9 web design trends unfolding in 2014


With 2014 well underway, I wanted to share with you some thoughts, predictions, theories and flat-out guesses as to what we have to look forward to in the world of web design in the coming months:


More and more, desktop sites are resembling mobile experiences: “Below the fold” has little meaning these days, as most users are very comfortable sliding down to view content, and drawer-style, slide-down and burger navicons are everywhere on the desktop. These are just a few of the ways that mobile browsing is now dominating our design patterns, and desktop UI’s are playing catching up.


Slate’s desktop site eschews traditional navigation in favor of the burger navicon, freeing up more space for content


Take your site’s visitors on a journey. Tell them a story. Browsing experiences are making it easier for designers to create truly compelling experiences. Motion is everywhere. Video is integrated into designs. Parallax is practically mainstream. Designers are creating more and more engaging, cinematic websites that are giving their users a more narrative, cinematic experience when web browsing, and users are growing to expect it.



Of course “flat” design is here to stay: made official by Apple’s adoption of it for iOS7 this past fall, flat simply makes sense, especially in a multi-device browsing world. It allows the UI to be unobtrusive and lets the content really shine. However, I expect to be seeing more texture, detail & warmth creeping back into websites. Designers have embraced the look of “flat”, but are finding subtle ways, through photography, texture and illustrative elements, to add depth and character and make flat layouts feel, well, not-so-flat.


Harry’s blends beautiful photography with subtile textures and patterns to make a very flat layout feel warm and authentic.



1-page websites are becoming more rich and robust, and often carry as much weight and content as a more ‘traditional’, multi-page site. More and more often, we’re finding that a one-page website is a perfect solution for our clients needs. When the message is short, direct and clear, there’s often no better solution.


Visit One Page Love for a showcase of some amazing, navigationally-challenged websites.



SVG have been around for awhile, but no support in older browsers (Hello, IE8) prevented many of us from using them. Now that we’re moving far enough away from those days, and icon fonts are making their way into designs, more resolution-independent images are populating websites in place of traditional bitmaps, meaning more and more sharp, scalable graphics are populating websites.

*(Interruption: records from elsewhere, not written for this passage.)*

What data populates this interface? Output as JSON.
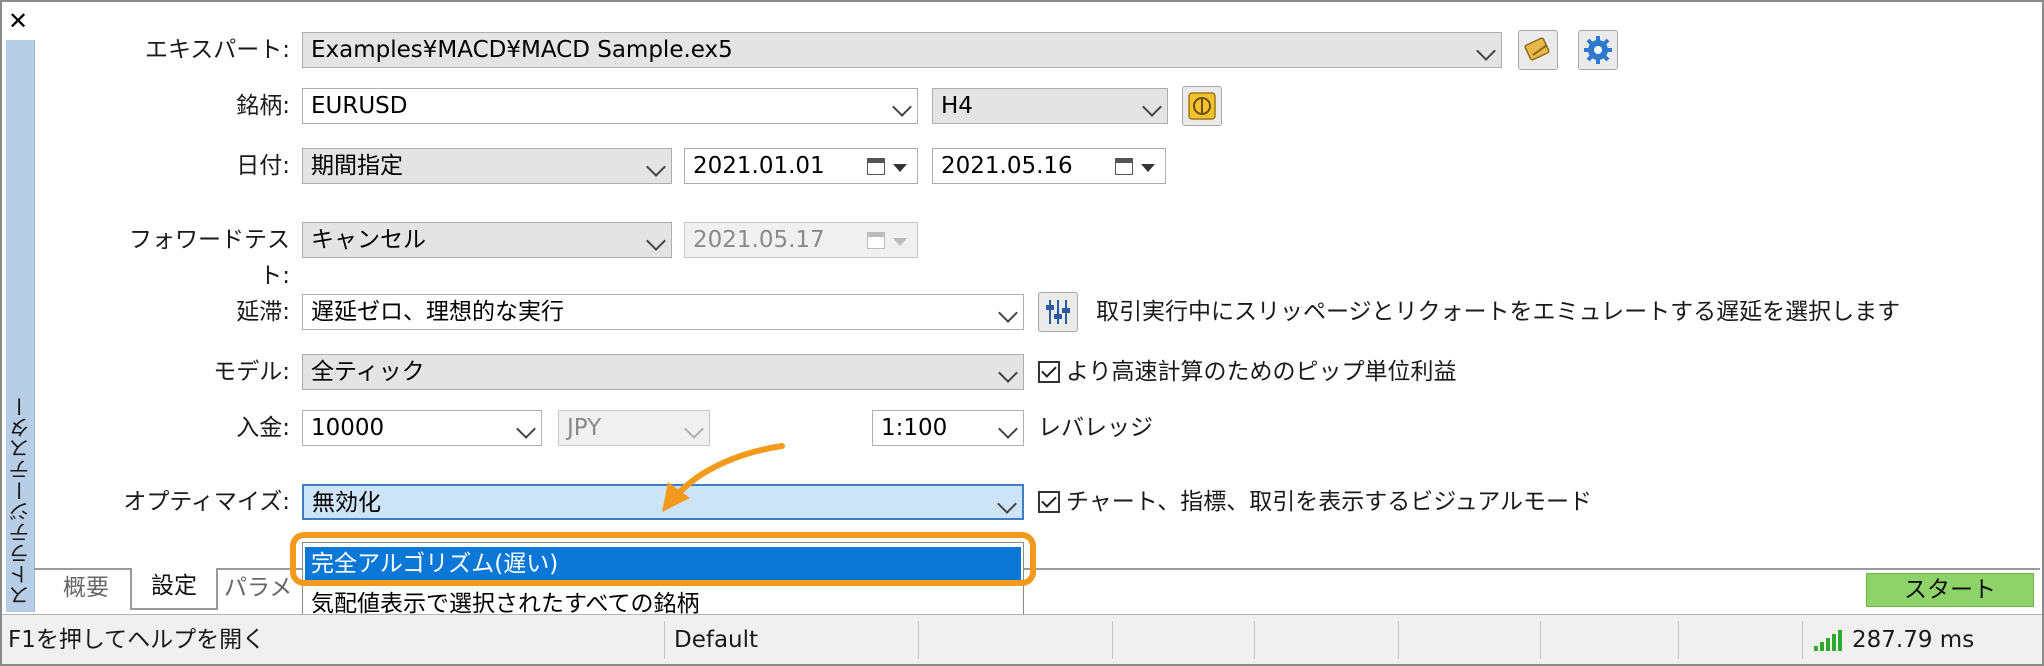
{
  "window": {
    "close_icon": "close-icon",
    "sidebar_title": "ストラテジーテスター"
  },
  "form": {
    "expert": {
      "label": "エキスパート:",
      "value": "Examples¥MACD¥MACD Sample.ex5"
    },
    "symbol": {
      "label": "銘柄:",
      "value": "EURUSD",
      "timeframe": "H4"
    },
    "date": {
      "label": "日付:",
      "mode": "期間指定",
      "from": "2021.01.01",
      "to": "2021.05.16"
    },
    "forward": {
      "label": "フォワードテスト:",
      "mode": "キャンセル",
      "date": "2021.05.17"
    },
    "delay": {
      "label": "延滞:",
      "value": "遅延ゼロ、理想的な実行",
      "description": "取引実行中にスリッページとリクォートをエミュレートする遅延を選択します"
    },
    "model": {
      "label": "モデル:",
      "value": "全ティック",
      "checkbox_label": "より高速計算のためのピップ単位利益",
      "checked": true
    },
    "deposit": {
      "label": "入金:",
      "amount": "10000",
      "currency": "JPY",
      "leverage": "1:100",
      "leverage_label": "レバレッジ"
    },
    "optimization": {
      "label": "オプティマイズ:",
      "value": "無効化",
      "visual_label": "チャート、指標、取引を表示するビジュアルモード",
      "visual_checked": true,
      "options": [
        "完全アルゴリズム(遅い)",
        "気配値表示で選択されたすべての銘柄"
      ],
      "selected_option": "完全アルゴリズム(遅い)"
    }
  },
  "tabs": [
    {
      "label": "概要",
      "active": false
    },
    {
      "label": "設定",
      "active": true
    },
    {
      "label": "パラメ",
      "active": false
    }
  ],
  "start_button": {
    "label": "スタート"
  },
  "statusbar": {
    "help": "F1を押してヘルプを開く",
    "profile": "Default",
    "ping": "287.79 ms"
  },
  "colors": {
    "accent_highlight": "#f39a1d",
    "selection_blue": "#0b78d7",
    "start_green": "#8ed26a",
    "sidebar": "#b8cde6"
  }
}
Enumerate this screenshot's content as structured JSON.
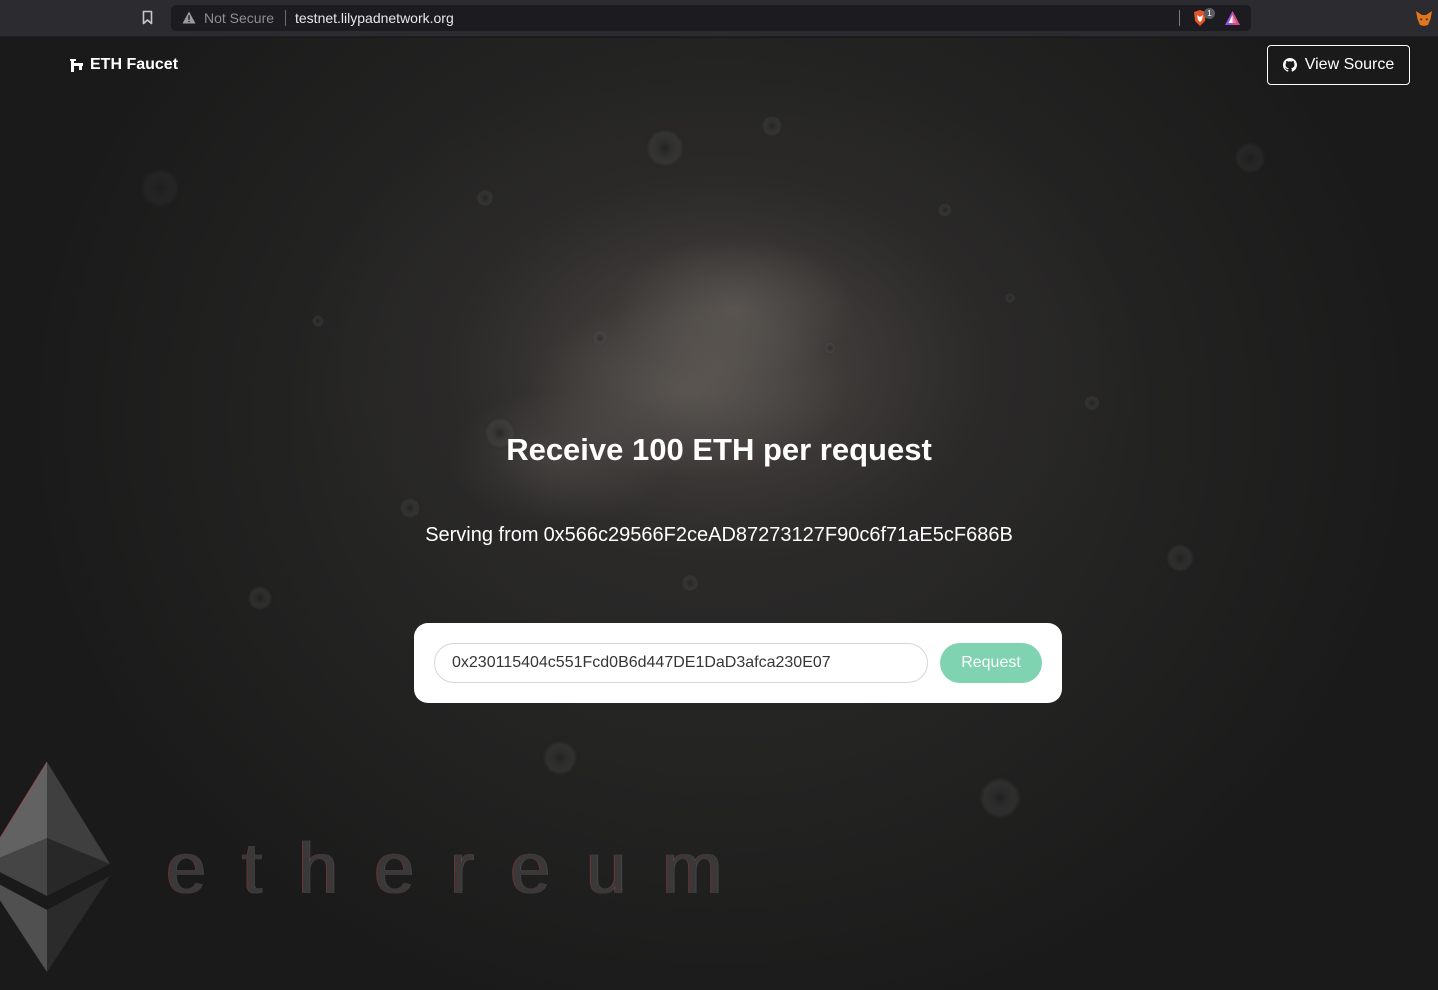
{
  "browser": {
    "security_label": "Not Secure",
    "url": "testnet.lilypadnetwork.org",
    "brave_badge_count": "1",
    "icons": [
      "bookmark-icon",
      "warning-icon",
      "brave-shield-icon",
      "brave-rewards-icon",
      "metamask-fox-icon"
    ]
  },
  "header": {
    "brand_label": "ETH Faucet",
    "brand_icon": "faucet-icon",
    "view_source_label": "View Source",
    "view_source_icon": "github-icon"
  },
  "main": {
    "headline": "Receive 100 ETH per request",
    "serving_prefix": "Serving from",
    "serving_address": "0x566c29566F2ceAD87273127F90c6f71aE5cF686B",
    "address_input_value": "0x230115404c551Fcd0B6d447DE1DaD3afca230E07",
    "request_button_label": "Request"
  },
  "background": {
    "wordmark": "ethereum"
  },
  "colors": {
    "accent": "#7fd3b1",
    "page_bg": "#1a1a1a",
    "card_bg": "#ffffff"
  }
}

This is even more important now that Apple’s retina display offers pixel densities greater than 72 PPI (anywhere from 220 – 326 PPI currently); the concept of “web resolution” is going to need to be re-calibrated, and the use of resolution-independent vector graphics is going to continue increase in 2014.


Font Awesome’s icon fonts are, well, awesome.


The rare trend that you can point back towards Microsoft, at least for helping to popularize it, tiles & masonry layouts let designers present a lot of content in efficient, flexible patterns & grids. This fits well with more content-rich sites where different content is bundled or “bucketed” and fit within either clean, orderly grids or the more interlocking patterns of masonry layouts.



Few elements can convey so much with so little in a layout as fonts do. Designers are really beginning to treat web typography with the same attention that print designers have in the past: CSS has given us the tools we need to really control & style fonts with precision & care, and web fonts have opened up thousands of fonts that were previously unavailable to web design.



The natural progression from full-screen photography that has dominated the past 3 or 4 years, full-screen videos, when done well, can create a beautiful, immersive effect that strengthens a narrative, creates a context, or deepens an experience. And it’s a really nifty effect. Expect to see video integrated directly into designs in more and more creative ways throughout ‘14.



Well not quite yet, but 2014 will definitely see the “internet of things” really start to impact our day to day lives. No longer relegated to devices & browsers, the interwebs are in our pockets, on our wrists, cars, thermostats, appliances, toothbrushes, dog collars, etc. Designers and developers will be challenged with new places to create user experiences that have never been attempted before, and that’s an exciting (if not a bit scary) place for us to be.